■ **EXERCISE INSTRUCTIONS**: Note every line in the entries that contains the string "计算机毕业设计汪挽", and copy it.

[Stored items from a collection]
"""

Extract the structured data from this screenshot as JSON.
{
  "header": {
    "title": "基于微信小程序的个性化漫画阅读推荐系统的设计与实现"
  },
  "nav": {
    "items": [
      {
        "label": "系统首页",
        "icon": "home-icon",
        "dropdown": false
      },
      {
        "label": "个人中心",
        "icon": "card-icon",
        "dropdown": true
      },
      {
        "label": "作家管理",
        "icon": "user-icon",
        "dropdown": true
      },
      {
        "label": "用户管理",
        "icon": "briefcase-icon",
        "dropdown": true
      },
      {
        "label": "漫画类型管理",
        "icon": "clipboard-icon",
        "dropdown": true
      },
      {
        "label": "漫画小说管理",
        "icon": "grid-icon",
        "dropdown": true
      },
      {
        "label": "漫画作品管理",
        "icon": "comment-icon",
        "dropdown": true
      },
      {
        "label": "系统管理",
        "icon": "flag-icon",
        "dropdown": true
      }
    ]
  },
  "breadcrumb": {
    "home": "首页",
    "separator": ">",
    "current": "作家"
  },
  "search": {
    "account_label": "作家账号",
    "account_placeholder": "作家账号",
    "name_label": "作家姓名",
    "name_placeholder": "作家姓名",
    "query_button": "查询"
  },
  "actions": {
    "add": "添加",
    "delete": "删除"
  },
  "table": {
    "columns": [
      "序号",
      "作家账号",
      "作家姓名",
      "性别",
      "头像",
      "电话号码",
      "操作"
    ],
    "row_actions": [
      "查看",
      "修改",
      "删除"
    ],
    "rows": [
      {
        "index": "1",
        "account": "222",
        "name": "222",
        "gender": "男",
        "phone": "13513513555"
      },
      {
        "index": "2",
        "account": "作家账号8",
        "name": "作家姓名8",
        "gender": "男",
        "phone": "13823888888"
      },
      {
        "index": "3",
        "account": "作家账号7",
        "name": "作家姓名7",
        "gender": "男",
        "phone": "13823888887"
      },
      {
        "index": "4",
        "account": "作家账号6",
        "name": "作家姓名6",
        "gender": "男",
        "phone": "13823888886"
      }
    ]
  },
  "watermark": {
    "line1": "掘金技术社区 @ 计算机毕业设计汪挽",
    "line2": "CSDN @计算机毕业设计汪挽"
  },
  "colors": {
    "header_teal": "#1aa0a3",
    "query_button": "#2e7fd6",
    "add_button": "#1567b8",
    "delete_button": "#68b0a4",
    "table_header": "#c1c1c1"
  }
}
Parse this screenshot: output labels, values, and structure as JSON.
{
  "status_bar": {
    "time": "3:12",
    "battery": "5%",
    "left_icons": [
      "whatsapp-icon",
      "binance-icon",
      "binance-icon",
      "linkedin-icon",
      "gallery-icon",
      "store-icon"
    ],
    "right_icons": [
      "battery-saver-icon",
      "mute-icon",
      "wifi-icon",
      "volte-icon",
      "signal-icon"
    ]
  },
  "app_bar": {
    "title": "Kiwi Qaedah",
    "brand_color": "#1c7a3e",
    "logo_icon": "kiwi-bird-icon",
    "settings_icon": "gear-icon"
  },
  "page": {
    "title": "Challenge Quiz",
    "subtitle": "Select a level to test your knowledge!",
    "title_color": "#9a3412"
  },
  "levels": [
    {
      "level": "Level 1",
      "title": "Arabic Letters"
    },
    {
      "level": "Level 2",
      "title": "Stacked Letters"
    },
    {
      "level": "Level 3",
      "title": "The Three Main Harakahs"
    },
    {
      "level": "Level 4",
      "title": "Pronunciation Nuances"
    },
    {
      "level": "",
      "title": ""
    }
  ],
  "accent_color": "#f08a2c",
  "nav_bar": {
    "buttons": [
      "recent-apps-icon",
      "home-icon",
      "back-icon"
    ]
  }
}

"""

■ **RESPONSE TO THIS EXERCISE**:
    "line1": "掘金技术社区 @ 计算机毕业设计汪挽",
    "line2": "CSDN @计算机毕业设计汪挽"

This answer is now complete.